Wages rose, but only marginally. Since last June, they’ve gone up 63 cents an hour, a 2.5 percent year-over-year increase against an annual inflation rate of 1.9 percent. In other words, workers are just getting by judged by this metric.
Neil Irwin recently wrote at The Upshot at the New York Times, Confidence Boomed After the Election. The Economy Hasn’t.
After Donald J. Trump won the presidential election, Americans’ optimism about the economic future soared. But midway through the year, that optimism has not translated into concrete economic gains.
This seeming contradiction exposes a reality about the role of psychology in economics — or more specifically, how psychology is connected only loosely to actual growth. It will take more than feelings to fix the sluggishness that has been evident in the United States and other major economies for years. Confidence isn’t some magic elixir for the economy: Businesses will hire and invest only when they see concrete evidence of demand for their products, and consumers intensify their spending only when their incomes justify it.
The sharp rise in economic optimism after the election came through no matter how the question was asked or who answered, whether the survey was intended to capture consumer confidence or consumer comfort or consumer sentiment. It was true in surveys of small-business owners and of C.E.O.s of some of the biggest companies in the world. And the rise during the winter months in these surveys has mostly been sustained in the months since.
But the economy is plodding along at the same modest rate it has for the last eight years nonetheless — at least when you look at “hard” data around economic activity instead of “soft” data like surveys, as analysts put it.
President Trump said on Twitter on Sunday that the stock market was at an “all-time high” and that unemployment was at its lowest level in years, both of which are true (he added that wages would start going up, which is certainly possible).
But in overall measures of economic activity, the expansion looks much as it has for years, with steady growth of around 2 percent. The Trump economy so far looks an awful lot like the Obama economy.
Note: Donald Trump promised to “return to 4 percent annual economic growth.” The 4% GDP promise is one that Trump has made before, and is the official promise of the White House and the president. Trump is officially making an economic promise that will be nearly impossible to keep.
For all of business executives’ apparent enthusiasm, the nation is adding jobs more slowly in 2017 than it did in 2016, and investment spending by businesses is growing modestly; new orders for capital goods are up only 0.7 percent so far in 2017.
Consumers’ spending was 2.7 percent higher in the first four months this year than in the same period of 2016, adjusted for inflation — which is slower than the 3.2 percent year-over-year gain at the end of 2016.

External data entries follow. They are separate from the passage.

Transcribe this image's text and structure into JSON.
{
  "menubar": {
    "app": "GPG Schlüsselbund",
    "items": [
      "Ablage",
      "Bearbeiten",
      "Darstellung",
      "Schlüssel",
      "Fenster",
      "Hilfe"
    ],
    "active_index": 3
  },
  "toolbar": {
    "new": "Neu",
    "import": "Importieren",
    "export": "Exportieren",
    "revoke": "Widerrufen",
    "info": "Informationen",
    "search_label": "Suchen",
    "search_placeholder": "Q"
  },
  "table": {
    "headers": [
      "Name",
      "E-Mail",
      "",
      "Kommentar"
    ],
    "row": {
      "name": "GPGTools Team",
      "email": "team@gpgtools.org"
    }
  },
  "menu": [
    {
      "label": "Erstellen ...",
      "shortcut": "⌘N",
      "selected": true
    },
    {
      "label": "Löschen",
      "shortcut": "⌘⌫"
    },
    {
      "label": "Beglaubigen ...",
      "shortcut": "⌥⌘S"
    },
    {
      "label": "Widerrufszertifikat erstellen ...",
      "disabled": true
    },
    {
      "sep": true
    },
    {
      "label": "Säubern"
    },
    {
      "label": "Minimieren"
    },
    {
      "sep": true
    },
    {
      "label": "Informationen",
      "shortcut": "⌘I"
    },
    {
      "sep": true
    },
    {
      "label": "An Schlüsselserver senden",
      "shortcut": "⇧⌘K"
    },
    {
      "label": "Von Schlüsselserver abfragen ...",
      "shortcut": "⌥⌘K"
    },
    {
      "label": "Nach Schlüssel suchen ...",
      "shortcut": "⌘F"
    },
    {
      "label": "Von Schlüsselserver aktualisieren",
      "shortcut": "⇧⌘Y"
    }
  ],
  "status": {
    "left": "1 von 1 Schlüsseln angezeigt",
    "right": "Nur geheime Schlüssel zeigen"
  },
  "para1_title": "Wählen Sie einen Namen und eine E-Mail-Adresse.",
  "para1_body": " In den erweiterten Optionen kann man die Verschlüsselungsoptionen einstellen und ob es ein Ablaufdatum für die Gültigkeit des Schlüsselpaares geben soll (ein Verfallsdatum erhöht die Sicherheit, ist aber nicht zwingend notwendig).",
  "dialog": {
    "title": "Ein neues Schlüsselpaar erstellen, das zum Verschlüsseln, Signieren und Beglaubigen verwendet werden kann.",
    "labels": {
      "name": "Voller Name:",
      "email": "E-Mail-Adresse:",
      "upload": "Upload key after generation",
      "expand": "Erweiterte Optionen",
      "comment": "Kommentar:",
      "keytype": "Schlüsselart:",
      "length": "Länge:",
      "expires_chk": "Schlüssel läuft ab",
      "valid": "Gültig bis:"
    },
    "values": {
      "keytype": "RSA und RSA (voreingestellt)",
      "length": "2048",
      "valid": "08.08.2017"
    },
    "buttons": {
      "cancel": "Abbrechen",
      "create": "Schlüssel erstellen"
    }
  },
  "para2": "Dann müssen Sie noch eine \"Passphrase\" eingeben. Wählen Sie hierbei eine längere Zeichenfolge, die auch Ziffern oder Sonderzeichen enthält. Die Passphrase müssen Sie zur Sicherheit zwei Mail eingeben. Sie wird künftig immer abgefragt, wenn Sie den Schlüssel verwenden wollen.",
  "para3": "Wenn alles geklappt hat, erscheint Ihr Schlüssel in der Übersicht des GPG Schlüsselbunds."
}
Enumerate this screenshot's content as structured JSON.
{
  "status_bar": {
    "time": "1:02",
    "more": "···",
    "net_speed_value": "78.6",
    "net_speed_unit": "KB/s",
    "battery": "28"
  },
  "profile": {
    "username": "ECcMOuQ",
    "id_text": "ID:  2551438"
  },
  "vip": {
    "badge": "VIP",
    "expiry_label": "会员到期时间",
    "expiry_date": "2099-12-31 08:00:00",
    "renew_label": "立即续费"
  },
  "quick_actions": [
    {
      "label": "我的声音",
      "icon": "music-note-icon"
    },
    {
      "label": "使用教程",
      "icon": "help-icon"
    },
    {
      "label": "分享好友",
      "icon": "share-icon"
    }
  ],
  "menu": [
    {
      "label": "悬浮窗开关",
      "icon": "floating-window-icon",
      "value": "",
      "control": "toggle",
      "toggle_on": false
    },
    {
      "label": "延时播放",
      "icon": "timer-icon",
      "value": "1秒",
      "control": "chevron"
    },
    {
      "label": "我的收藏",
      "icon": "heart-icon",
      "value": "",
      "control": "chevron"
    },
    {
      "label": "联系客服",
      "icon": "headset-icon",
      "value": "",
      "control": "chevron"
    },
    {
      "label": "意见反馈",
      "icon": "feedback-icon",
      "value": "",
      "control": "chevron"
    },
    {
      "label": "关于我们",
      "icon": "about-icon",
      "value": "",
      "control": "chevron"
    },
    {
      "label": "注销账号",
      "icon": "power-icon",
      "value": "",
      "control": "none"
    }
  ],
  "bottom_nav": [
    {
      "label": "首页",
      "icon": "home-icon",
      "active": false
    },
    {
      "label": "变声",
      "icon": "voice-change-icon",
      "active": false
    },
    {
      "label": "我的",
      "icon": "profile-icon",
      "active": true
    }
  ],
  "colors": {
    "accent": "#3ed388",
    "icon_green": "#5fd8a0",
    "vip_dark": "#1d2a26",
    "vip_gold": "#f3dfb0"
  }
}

And while the stock market has been surging and the Federal Reserve has raised short-term interest rates, long-term Treasury bond yields remain very low, suggesting that traders do not buy the idea that growth is poised to accelerate. A falling dollar suggests currency markets see improving prospects in Europe and elsewhere.
There is no sign a recession is brewing, but neither is there evidence for the kind of boom you might expect if you believe that confidence is a crucial driver of economic growth.
Irwin goes into more detail about the relative value of consumer confidence surveys in economic predictions. If you want to get deep into the weeds of economic theory, give it a read.
One clue as to which precedent applies here is in the partisan breakdown in sentiment surveys. Instead of an across-the-board improvement in confidence, it appears that Republicans became sharply more confident while Democrats became somewhat less so. That implies that the postelection confidence surge was about conservatives feeling more giddy about their side winning than about the broad mass of Americans picking up on improving economic fundamentals not yet evident in the data.
The Trump administration’s promises of major tax cuts, infrastructure spending and pro-growth regulatory policy have been slow in coming, but could conceivably change that over time.
But history shows that confidence alone won’t cut it.